It’s such a challenge. At the very time of year when you want to look and feel your best, you are confronted with more food choices than the rest of the year combined.
Depending on where you are in the world, your calorie intake might be a little different, but this is still a pretty good reference point. According to the Calorie Control Council, a typical holiday dinner can include 3,000 calories. If you include appetizers and drinks, it’s very likely around 4,500 calories in one day.
So how do you enjoy the celebrations during the holidays, without feeling like you are depriving yourself of some of your favorite comfort foods? I’m European, where food and family meals are a big part of culture. Those of you who have worked with me know that I understand and accommodate the emotional connection to food, and the social benefit of shared meals. And that means celebrating the holidays and enjoying meals with family and friends. But we also don’t want to have to loosen our belt during the holidays!
So how do we balance the pleasure of food and maintain our health goals? And how do you deal with the social pressure of not disappointing Aunt Mabel or your mother-in-law, when they pressure you to eat more?
The easiest thing to do is to manage your food intake all the rest of the month, AND make sure you do the other things you know will give you energy and help you feel good.
Let’s start with FOOD!
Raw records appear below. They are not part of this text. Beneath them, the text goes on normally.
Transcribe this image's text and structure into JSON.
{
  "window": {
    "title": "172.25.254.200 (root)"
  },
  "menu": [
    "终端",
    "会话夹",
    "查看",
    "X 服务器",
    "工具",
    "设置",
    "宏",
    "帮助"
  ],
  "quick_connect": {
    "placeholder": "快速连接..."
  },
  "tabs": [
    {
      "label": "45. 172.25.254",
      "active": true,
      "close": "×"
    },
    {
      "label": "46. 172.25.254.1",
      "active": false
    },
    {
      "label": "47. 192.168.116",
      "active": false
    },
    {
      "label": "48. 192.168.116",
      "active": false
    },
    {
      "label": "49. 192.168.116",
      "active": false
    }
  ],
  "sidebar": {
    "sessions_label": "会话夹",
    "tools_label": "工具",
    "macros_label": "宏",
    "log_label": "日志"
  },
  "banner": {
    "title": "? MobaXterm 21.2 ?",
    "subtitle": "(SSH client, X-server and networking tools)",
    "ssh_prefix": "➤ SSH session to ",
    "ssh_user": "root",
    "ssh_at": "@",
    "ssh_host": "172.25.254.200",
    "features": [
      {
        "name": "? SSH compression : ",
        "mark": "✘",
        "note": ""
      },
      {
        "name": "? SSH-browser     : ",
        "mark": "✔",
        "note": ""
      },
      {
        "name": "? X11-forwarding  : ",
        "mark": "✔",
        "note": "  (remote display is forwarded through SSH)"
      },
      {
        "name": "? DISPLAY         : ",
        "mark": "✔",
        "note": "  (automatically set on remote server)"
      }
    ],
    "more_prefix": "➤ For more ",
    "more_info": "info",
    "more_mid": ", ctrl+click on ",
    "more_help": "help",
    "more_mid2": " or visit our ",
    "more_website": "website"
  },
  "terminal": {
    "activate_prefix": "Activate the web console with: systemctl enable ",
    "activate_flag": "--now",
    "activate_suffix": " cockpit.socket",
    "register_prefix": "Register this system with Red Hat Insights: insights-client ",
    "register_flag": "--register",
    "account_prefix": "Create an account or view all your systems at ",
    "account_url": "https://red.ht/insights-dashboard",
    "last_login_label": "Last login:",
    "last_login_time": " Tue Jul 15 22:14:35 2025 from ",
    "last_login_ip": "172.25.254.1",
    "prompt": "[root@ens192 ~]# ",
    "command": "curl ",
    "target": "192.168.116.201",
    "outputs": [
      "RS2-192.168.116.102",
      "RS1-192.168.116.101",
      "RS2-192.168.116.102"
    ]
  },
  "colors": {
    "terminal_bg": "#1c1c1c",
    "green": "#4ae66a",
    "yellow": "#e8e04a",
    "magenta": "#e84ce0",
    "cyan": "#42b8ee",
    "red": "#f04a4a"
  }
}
● Every time you eat, make sure you consume both fiber and protein. They fill you up and keep your blood-sugar levels stable.
● Eat an apple every day. It’s full of fiber, which makes you feel full.
● Eat more legumes like lentils and chickpeas. They are full of protein, reduce inflammation, lower cholesterol, and make you feel full.
● If you’re feeling bloated, eat some fruit like kiwi, honeydew melon and papaya. They prevent water retention and encourage your bowels to get moving.
● Drink water. Not only to stay hydrated, but to fill up your belly so you feel fuller. Water also flushes out any excess sodium you may eat, that makes you feel bloated.
● Start each day with a healthy smoothie instead of cereal or pastry.
● If you’re eating out, instead of an appetizer and a dinner, order two appetizers. The portions are smaller, but it’s still usually plenty of food. Or skip the appetizer all together – you never eat a snack before dinner at home.
● Watch how much wine you consume, since there are about 120 calories in a 5 oz. glass.
● When feeling ready for a snack, reach for almonds instead of cookies or candy canes. They are full of fiber and protein, which will make you less hungry for all the other stuff.
● Ask yourself if what you are eating is really worth the calories. I have a favourite dessert – chocolate lava cake. And if it’s on the menu, I will order it every time. (unfortunately, it was a popular ‘90s menu item but I rarely see it anymore). If I scanned the dessert menu and it’s not on it, I don’t order dessert, as I know restaurant desserts top 500 calories and nothing but chocolate lava cake is worth that to me.
● However, I may have some 85% dark chocolate instead. Small amounts of dark chocolate include flavonoids that help regulate metabolism by alleviating stress.
● Drink 2 cups of green tea every day. It includes an antioxidant that triggers the release of fat from cells, and helps your liver turn fat into energy.
When it comes to food, the key ideas to remember are to fill up on foods and drinks that have fiber and protein, and that help relieve bloating.
Activities that help you manage your weight and health
● Work out first thing in the morning. As this is a busy time of year, if you wait until the evening, you may find something else has distracted you.
● Do weight training activities – whether that’s using dumbbells or using your own bodyweight. It adds more muscle to your body, which helps you burn the extra food energy from your holiday meals.
● Get out and walk every day. Try to get to 10,000 steps.
● Instead of meeting friends for dinner or drinks, suggest a walk or skating.
● After dinner – close the kitchen! Try to go 12 hours (ie- 7:30 pm – 7:30 am) without food. This is a type of mini-fast that helps you burn body fat
● Do interval training when you work out. That means periods of intense workouts – say, 30 to 60 seconds – followed by periods of less intense workouts. As you get stronger, increase your periods of intense activity (and that means full out exercise).
● Have a good laugh. A really good laugh. Hearty laughter helps you burn calories!
● Push away your plate when you feel 80% full. Don’t try to overstuff yourself!
These types of activities can easily fit into most daily schedules. A little every day will make a really big difference by the time January 1 rolls around. 😉
And remember, if you know you have a big dinner planned, cut back through the rest of the day. However, don’t not eat all day or you will lower your metabolism, then overeat at dinner. A double whammy that sets you up for weight gain.
I remember when I was 15 visiting my Swiss grandmother, and one night we had a large typically Swiss meal (meaning lots of cheese and potatoes). And after she said “That was a lot, so tomorrow we eat lighter.” How sensible is that?
And if the holiday meals catch up to you, remember I am running my “12 Weeks to a Better You” program beginning January 18. Price is $189 right now, but going up to $249 December 24. You get 2 private nutrition coaching sessions, a personalized meal plan, 11 Weekly webinars, a 72 page cook book, and 12 weeks of constant support to reach your goals. What are you waiting for? Make 2018 your best yet!